While the digital age of sports has been creeping along for years now, the NFL’s new agreement with Twitter to live stream Thursday night football games may usher in a new era of content distribution. Leagues have been providing streaming options for consumers, for a price, usually through some league-centric platform such as the NBA’s League Pass, NFL’s Sunday Ticket, or baseball’s MLB.TV. These heavily authenticated options were the first steps in providing millennials and cord-cutters an alternative to the traditional sports content distribution model.
Next, the NHL and NFL through partnerships with Yahoo! have tested the waters to varying depths, four free hockey games a week and a Jaguars/Bills football game from London, by providing free games to consumers.

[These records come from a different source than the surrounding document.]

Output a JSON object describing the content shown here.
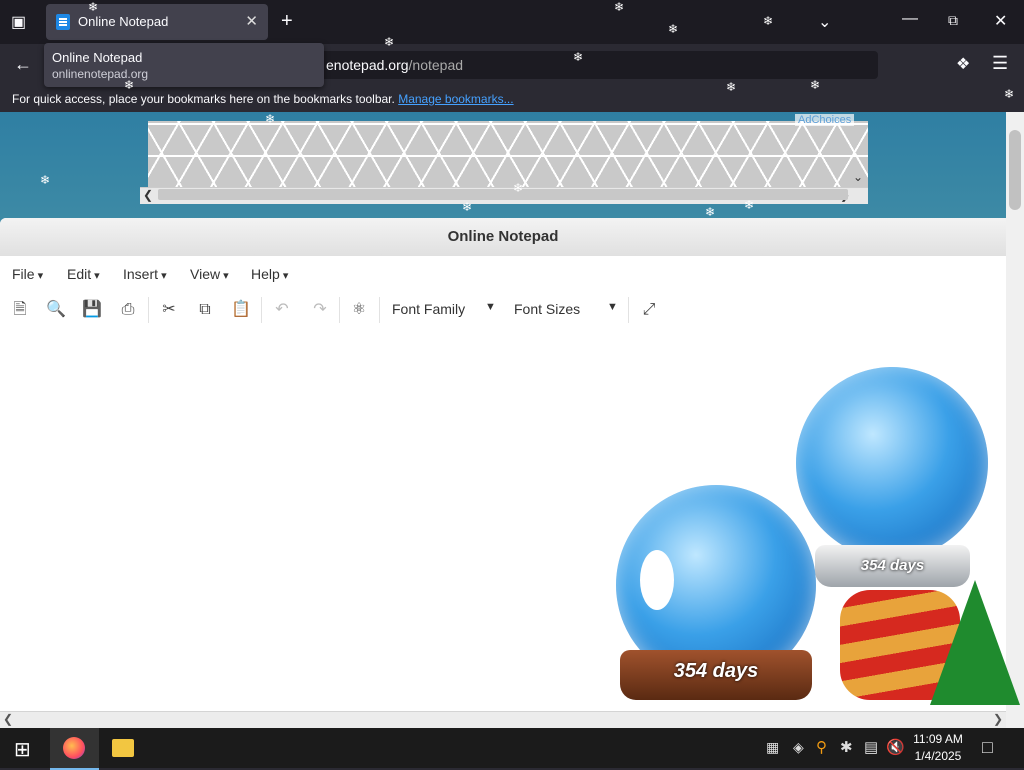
{
  "browser": {
    "tab_title": "Online Notepad",
    "tooltip_title": "Online Notepad",
    "tooltip_url": "onlinenotepad.org",
    "url_host": "enotepad.org",
    "url_path": "/notepad",
    "bookmarks_message": "For quick access, place your bookmarks here on the bookmarks toolbar.",
    "bookmarks_link": "Manage bookmarks...",
    "new_tab": "+",
    "close_tab": "✕"
  },
  "ad": {
    "adchoices": "AdChoices"
  },
  "notepad": {
    "title": "Online Notepad",
    "menus": [
      "File",
      "Edit",
      "Insert",
      "View",
      "Help"
    ],
    "font_family_label": "Font Family",
    "font_sizes_label": "Font Sizes"
  },
  "decoration": {
    "globe_small_text": "354 days",
    "globe_large_text": "354 days"
  },
  "taskbar": {
    "time": "11:09 AM",
    "date": "1/4/2025"
  }
}
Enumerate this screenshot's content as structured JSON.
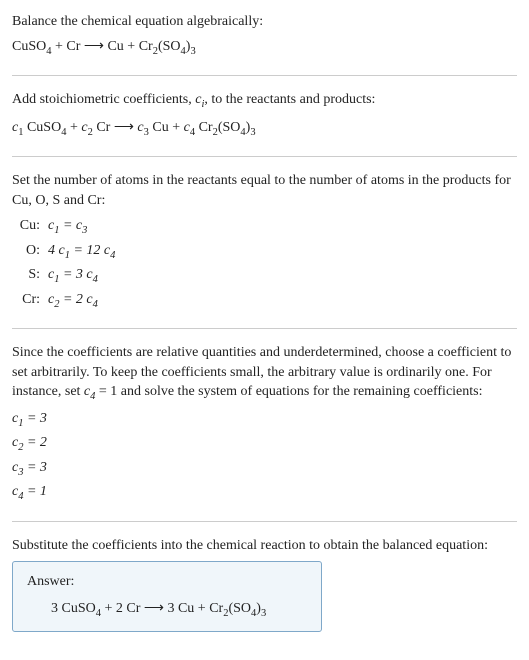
{
  "intro": {
    "line1": "Balance the chemical equation algebraically:"
  },
  "step2": {
    "text": "Add stoichiometric coefficients, ",
    "text2": ", to the reactants and products:"
  },
  "step3": {
    "text": "Set the number of atoms in the reactants equal to the number of atoms in the products for Cu, O, S and Cr:"
  },
  "atoms": {
    "rows": [
      {
        "label": "Cu:",
        "lhs": "c",
        "lsub": "1",
        "rhs": "c",
        "rsub": "3",
        "mult": "",
        "rmult": ""
      },
      {
        "label": "O:",
        "lhs": "4 c",
        "lsub": "1",
        "rhs": "12 c",
        "rsub": "4"
      },
      {
        "label": "S:",
        "lhs": "c",
        "lsub": "1",
        "rhs": "3 c",
        "rsub": "4"
      },
      {
        "label": "Cr:",
        "lhs": "c",
        "lsub": "2",
        "rhs": "2 c",
        "rsub": "4"
      }
    ]
  },
  "step4": {
    "text1": "Since the coefficients are relative quantities and underdetermined, choose a coefficient to set arbitrarily. To keep the coefficients small, the arbitrary value is ordinarily one. For instance, set ",
    "text2": " = 1 and solve the system of equations for the remaining coefficients:"
  },
  "coeffs": [
    {
      "var": "c",
      "sub": "1",
      "val": " = 3"
    },
    {
      "var": "c",
      "sub": "2",
      "val": " = 2"
    },
    {
      "var": "c",
      "sub": "3",
      "val": " = 3"
    },
    {
      "var": "c",
      "sub": "4",
      "val": " = 1"
    }
  ],
  "step5": {
    "text": "Substitute the coefficients into the chemical reaction to obtain the balanced equation:"
  },
  "answer": {
    "label": "Answer:"
  },
  "chart_data": {
    "type": "table",
    "title": "Balancing chemical equation CuSO4 + Cr -> Cu + Cr2(SO4)3",
    "unbalanced_equation": "CuSO4 + Cr ⟶ Cu + Cr2(SO4)3",
    "coefficient_equation": "c1 CuSO4 + c2 Cr ⟶ c3 Cu + c4 Cr2(SO4)3",
    "atom_balance_equations": [
      {
        "element": "Cu",
        "equation": "c1 = c3"
      },
      {
        "element": "O",
        "equation": "4 c1 = 12 c4"
      },
      {
        "element": "S",
        "equation": "c1 = 3 c4"
      },
      {
        "element": "Cr",
        "equation": "c2 = 2 c4"
      }
    ],
    "arbitrary_set": "c4 = 1",
    "solved_coefficients": {
      "c1": 3,
      "c2": 2,
      "c3": 3,
      "c4": 1
    },
    "balanced_equation": "3 CuSO4 + 2 Cr ⟶ 3 Cu + Cr2(SO4)3"
  }
}
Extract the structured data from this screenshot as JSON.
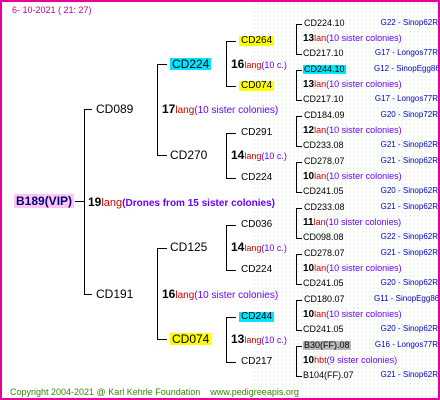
{
  "header": {
    "date": "6- 10-2021 (  21:  27)"
  },
  "footer": {
    "copyright": "Copyright 2004-2021 @ Karl Kehrle Foundation",
    "url": "www.pedigreeapis.org"
  },
  "root": {
    "id": "B189(VIP)",
    "count": "19",
    "lang": "lang",
    "desc": "(Drones from 15 sister colonies)"
  },
  "g1": [
    {
      "id": "CD089",
      "count": "17",
      "lang": "lang",
      "desc": "(10 sister colonies)"
    },
    {
      "id": "CD191",
      "count": "16",
      "lang": "lang",
      "desc": "(10 sister colonies)"
    }
  ],
  "g2": [
    {
      "id": "CD224",
      "count": "16",
      "lang": "lang",
      "desc": "(10 c.)"
    },
    {
      "id": "CD270",
      "count": "14",
      "lang": "lang",
      "desc": "(10 c.)"
    },
    {
      "id": "CD125",
      "count": "14",
      "lang": "lang",
      "desc": "(10 c.)"
    },
    {
      "id": "CD074",
      "count": "13",
      "lang": "lang",
      "desc": "(10 c.)"
    }
  ],
  "g3": [
    {
      "id": "CD264"
    },
    {
      "id": "CD074"
    },
    {
      "id": "CD291"
    },
    {
      "id": "CD224"
    },
    {
      "id": "CD036"
    },
    {
      "id": "CD224"
    },
    {
      "id": "CD244"
    },
    {
      "id": "CD217"
    }
  ],
  "g4": [
    {
      "top": "CD224.10",
      "top_info": "G22 - Sinop62R",
      "count": "13",
      "lang": "lan",
      "desc": "(10 sister colonies)",
      "bot": "CD217.10",
      "bot_info": "G17 - Longos77R"
    },
    {
      "top": "CD244.10",
      "top_info": "G12 - SinopEgg86R",
      "count": "13",
      "lang": "lan",
      "desc": "(10 sister colonies)",
      "bot": "CD217.10",
      "bot_info": "G17 - Longos77R"
    },
    {
      "top": "CD184.09",
      "top_info": "G20 - Sinop72R",
      "count": "12",
      "lang": "lan",
      "desc": "(10 sister colonies)",
      "bot": "CD233.08",
      "bot_info": "G21 - Sinop62R"
    },
    {
      "top": "CD278.07",
      "top_info": "G21 - Sinop62R",
      "count": "10",
      "lang": "lan",
      "desc": "(10 sister colonies)",
      "bot": "CD241.05",
      "bot_info": "G20 - Sinop62R"
    },
    {
      "top": "CD233.08",
      "top_info": "G21 - Sinop62R",
      "count": "11",
      "lang": "lan",
      "desc": "(10 sister colonies)",
      "bot": "CD098.08",
      "bot_info": "G22 - Sinop62R"
    },
    {
      "top": "CD278.07",
      "top_info": "G21 - Sinop62R",
      "count": "10",
      "lang": "lan",
      "desc": "(10 sister colonies)",
      "bot": "CD241.05",
      "bot_info": "G20 - Sinop62R"
    },
    {
      "top": "CD180.07",
      "top_info": "G11 - SinopEgg86R",
      "count": "10",
      "lang": "lan",
      "desc": "(10 sister colonies)",
      "bot": "CD241.05",
      "bot_info": "G20 - Sinop62R"
    },
    {
      "top": "B30(FF).08",
      "top_info": "G16 - Longos77R",
      "count": "10",
      "lang": "hbt",
      "desc": "(9 sister colonies)",
      "bot": "B104(FF).07",
      "bot_info": "G21 - Sinop62R"
    }
  ]
}
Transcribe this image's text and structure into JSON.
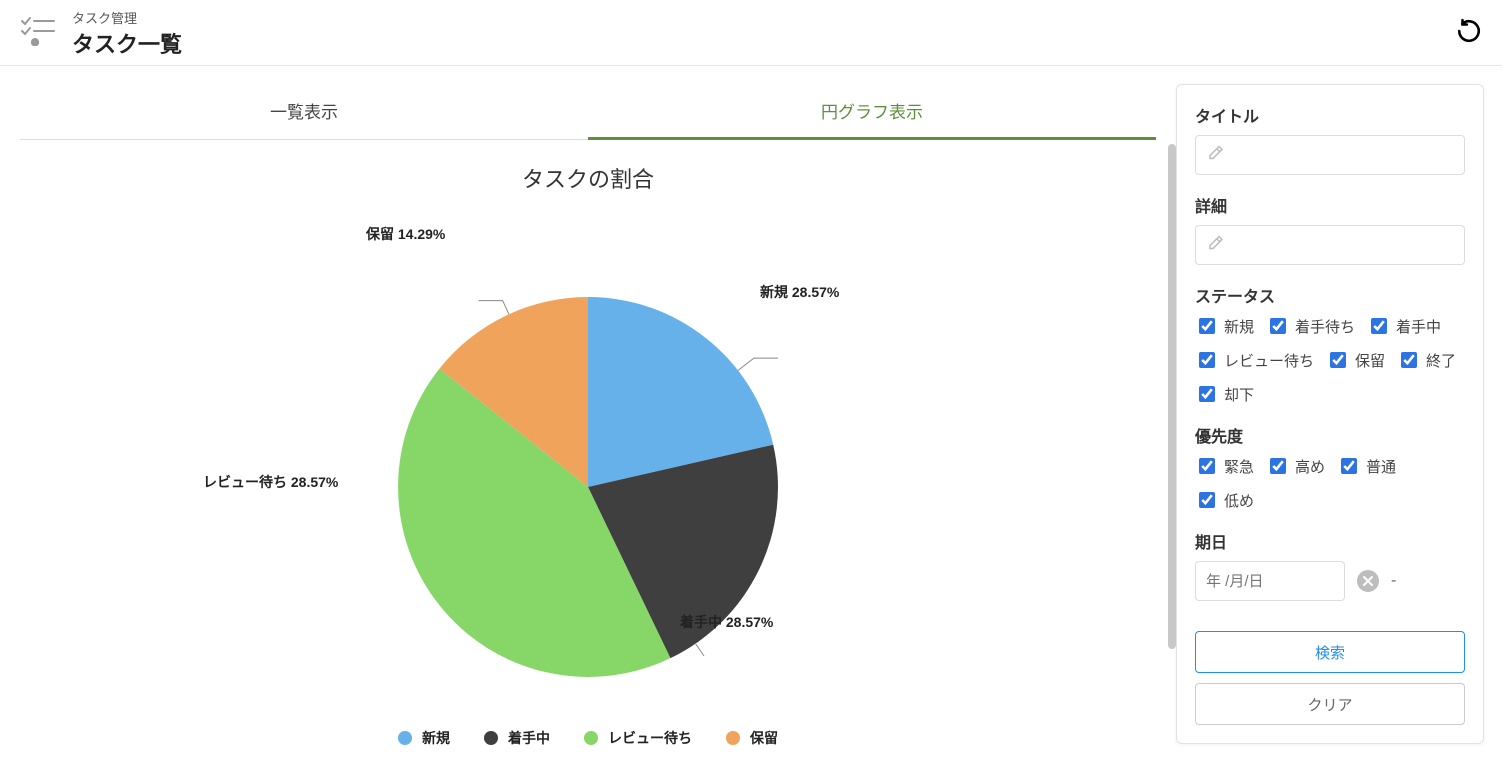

This was a move toward the more traditional model where the leagues sold content to a media partner, which then distributed it to consumers for free with the hopes of generating revenue through advertising and the ability to create shoulder content around the games. The big difference being that instead of network television providing the games, it was now a digital media company.
The NFL on Twitter era brings a new twist to this evolving media landscape. Not only do we have a digital media company purchasing the rights to broadcast games, but one that is most well-known for social media. The ability to broadcast Thursday games over the season places Twitter at the table with network powers NBC and CBS, which will broadcast five games each each year over the next two years. There aren’t enough emojis or hash tags to indicate how big of a step that is for a platform that is more synonymous with passive aggressive posts from NBA stars and feuding NFL players than digital content distribution.
This is the biggest test yet for determining what the future of content looks like in a digital world. The NFL is the content king, not only for sports, but for all of entertainment, with its games routinely at the top of the Nielsen ratings every year. How does that translate to streaming? What type of over-the-top (OTT) options will be made available to aid with consumption? How will advertisers respond to Twitter’s 10-game slate, and will they get a sufficient ROI on their spend?
These questions highlight why it’s an exciting era for content creators, advertisers, consumers, and content distributors. There’s a potentially fertile terrain being developed through digital platforms one acre at a time that will shape the future of the business of sports.